Best Cinematography: “West Side Story”
Not many people can make a tattered alleyway, cobblestone puddle, or high school gymnasium look sexy, and yet “West Side Story”’s Janusz Kamiński managed to do just that. Is that a rocket in my pocket or am I just happy to see the beautiful Catholic framework of “One Hand, One Heart?”
[others nominated: “The Tragedy of Macbeth”, “The Power of the Dog”, “ Nightmare Alley”, “Dune”]
Best Costume Design: “Cruella”
Cruella was out here turning rags and (alleged) faux fur into lewks to serve the girls. She was doing it flawlessly, and costume designer Jenny Beavan deserves all the accolades and more for that newspaper-trash dress.
[others nominated: “Cyrano”, “Dune”, “ Nightmare Alley”, “West Side Story”]
Best Makeup and Hairstyling: “The Eyes of Tammy Faye”
I don’t want Jessica Chastain nor Aaron Sorkin to talk about me on the notes app. So I will say ‘great gowns, beautiful gowns’ and wonderful makeup to the hardworking folks on that film. In all seriousness though, the team helmed by Linda Dowds and Stephanie Ingram did an impeccable job turning Chastain into the 80s icon, and un-handsome-ing Andrew Garfield (a difficult feat!) so, they certainly deserve their flowers.
[others nominated: “House of Gucci”, “Cruella”, “ Coming 2 America”, “Dune”]
Best Film Editing: “tick, tick…Boom!”
The Devil works hard, but “tick, tick…Boom!” editors Andrew Weisblum and Myron Kerstein worked harder. The editing category is undeniably stacked with the smooth two-hour goodness of the sports drama “King Richard,” and the cascading desert sands of Arrakis in “Dune.” But the challenging split and the delicate balance between narrative, narration, and music in the film’s songs “Therapy” and “Why” showcase the best of the editing process.
[others nominated: “King Richard”, “The Power of the Dog”, “ Don’t Look Up”, “Dune”]
Best Director: Jane Campion
The legendary director Jane Campion guides us through the wilds of Montana to explore the femininity of men and suppressed homosexuality in cowboy culture with elegance and grace. Admittedly, I’m not well-seasoned when it comes to describing a director’s choice in angles and shots, but damn was this movie full of them (lol). The subtle and discreet camera movements deployed as Peter sculked around the house to plot his revenge, were fantastic.
[others nominated: Paul Thomas Anderson, Kenneth Branagh, Ryusuke Hamaguchi, Steven Spielberg]
Best Animated Film: “Encanto”
In this house, we DO talk about Bruno because he was the best part of the film and Dolores was the villain.

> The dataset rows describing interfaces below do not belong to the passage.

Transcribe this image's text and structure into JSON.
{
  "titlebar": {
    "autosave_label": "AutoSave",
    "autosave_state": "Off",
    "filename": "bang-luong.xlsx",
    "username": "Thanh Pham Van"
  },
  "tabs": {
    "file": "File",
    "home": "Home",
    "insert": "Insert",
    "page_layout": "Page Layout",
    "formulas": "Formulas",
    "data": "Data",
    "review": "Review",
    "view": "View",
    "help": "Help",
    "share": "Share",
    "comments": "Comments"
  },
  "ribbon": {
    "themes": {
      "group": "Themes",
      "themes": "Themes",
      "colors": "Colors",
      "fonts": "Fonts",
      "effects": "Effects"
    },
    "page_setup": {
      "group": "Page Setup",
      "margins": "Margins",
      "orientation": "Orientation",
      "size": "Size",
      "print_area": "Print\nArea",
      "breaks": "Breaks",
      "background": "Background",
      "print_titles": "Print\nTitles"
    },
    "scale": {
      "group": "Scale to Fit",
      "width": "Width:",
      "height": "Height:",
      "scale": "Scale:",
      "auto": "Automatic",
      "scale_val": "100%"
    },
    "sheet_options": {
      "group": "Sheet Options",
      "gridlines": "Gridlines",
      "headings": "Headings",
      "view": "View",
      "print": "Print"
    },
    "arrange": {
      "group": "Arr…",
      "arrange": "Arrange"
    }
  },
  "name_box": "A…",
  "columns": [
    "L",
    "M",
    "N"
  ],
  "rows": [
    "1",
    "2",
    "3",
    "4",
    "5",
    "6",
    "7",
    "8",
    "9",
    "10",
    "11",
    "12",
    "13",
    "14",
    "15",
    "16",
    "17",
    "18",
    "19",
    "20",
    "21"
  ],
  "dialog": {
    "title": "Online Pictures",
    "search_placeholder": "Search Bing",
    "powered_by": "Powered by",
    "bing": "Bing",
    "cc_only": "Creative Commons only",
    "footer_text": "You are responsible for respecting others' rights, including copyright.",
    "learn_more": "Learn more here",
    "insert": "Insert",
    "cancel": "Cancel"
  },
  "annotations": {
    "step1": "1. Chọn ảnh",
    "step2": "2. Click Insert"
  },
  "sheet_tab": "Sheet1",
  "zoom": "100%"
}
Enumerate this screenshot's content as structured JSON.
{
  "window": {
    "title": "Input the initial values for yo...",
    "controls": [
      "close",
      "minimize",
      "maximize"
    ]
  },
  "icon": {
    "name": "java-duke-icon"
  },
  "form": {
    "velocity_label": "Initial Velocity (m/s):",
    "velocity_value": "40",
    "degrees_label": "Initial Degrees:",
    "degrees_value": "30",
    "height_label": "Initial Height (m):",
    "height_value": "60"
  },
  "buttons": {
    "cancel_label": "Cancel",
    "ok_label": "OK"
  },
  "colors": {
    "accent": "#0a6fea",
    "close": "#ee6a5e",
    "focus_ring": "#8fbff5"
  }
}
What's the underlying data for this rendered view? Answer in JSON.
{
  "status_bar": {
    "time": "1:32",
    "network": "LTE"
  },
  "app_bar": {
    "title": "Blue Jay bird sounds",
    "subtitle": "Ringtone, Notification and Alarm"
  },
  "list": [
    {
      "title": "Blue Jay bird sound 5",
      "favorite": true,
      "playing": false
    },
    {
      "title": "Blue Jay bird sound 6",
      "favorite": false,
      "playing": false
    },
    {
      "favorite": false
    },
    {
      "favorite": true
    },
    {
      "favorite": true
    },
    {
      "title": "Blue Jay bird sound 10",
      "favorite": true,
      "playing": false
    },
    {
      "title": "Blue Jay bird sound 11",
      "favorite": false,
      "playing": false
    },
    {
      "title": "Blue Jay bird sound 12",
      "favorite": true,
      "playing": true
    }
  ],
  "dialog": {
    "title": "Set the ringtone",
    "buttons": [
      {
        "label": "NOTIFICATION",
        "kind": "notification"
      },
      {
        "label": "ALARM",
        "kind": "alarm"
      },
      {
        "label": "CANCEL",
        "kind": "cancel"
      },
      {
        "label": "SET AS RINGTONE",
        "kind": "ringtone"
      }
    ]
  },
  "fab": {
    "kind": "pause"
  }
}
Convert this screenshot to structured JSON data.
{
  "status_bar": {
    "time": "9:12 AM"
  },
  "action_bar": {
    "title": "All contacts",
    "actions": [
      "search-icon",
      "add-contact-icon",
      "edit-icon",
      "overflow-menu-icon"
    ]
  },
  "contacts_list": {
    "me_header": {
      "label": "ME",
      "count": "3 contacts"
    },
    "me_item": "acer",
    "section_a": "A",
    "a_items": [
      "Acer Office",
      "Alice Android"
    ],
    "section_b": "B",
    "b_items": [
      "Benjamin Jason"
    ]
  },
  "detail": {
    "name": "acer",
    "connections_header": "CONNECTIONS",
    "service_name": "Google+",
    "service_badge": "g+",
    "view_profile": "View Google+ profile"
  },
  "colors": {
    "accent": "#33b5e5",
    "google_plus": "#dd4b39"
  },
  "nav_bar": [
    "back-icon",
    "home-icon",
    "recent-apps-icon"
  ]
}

Dolores knew where Bruno was hiding the entire time and said nothing to no one for years, but couldn’t keep Mirabel’s secret for five seconds? Anyway, where was I going with this… it’s a GREAT family movie. My heart is with “The Mitchells vs The Machines” for the LGTBQ+ community, but I have a feeling “Encanto”’s story about familial trauma, self-worth, and togetherness is going to resonate more with voters. #JusticeforMitchellsvTheMachines
[others nominated: “Luca”, “The Mitchells vs The Machines”, “ Luca”, “Flee”, “Raya and the Last Dragon” ]
Best Picture: “CODA”
This charming coming-of-age film centers itself around a graduating teen (Emilia Jones), a child of deaf adults (aka CODA), as she tries to navigate life outside of her tight-knit family in order to follow her passions. It’s biting, endearing, and funny–-that scene where she has to explain to her parents to stop having sex for two weeks, an automatic win in my book. In a category with much meatier and narratively succinct stories, I’m going to stick with the one with the most heart and laughs.
[others nominated: “Belfast”, “The Power of the Dog”, “ Nightmare Alley”, “Dune”, “Don’t Look Up”, “Drive My Car”, “King Richard”, “ Licorice Pizza”, “West Side Story”]
Honorable Mention “The Green Knight” / “Passing”
Dev Patel, Rebecca Hall, Tessa Thompson, Ruth Negga… The Academy did ya’ll dirty, and we will never forgive them for this. I’m so sorry, I’m so very sorry.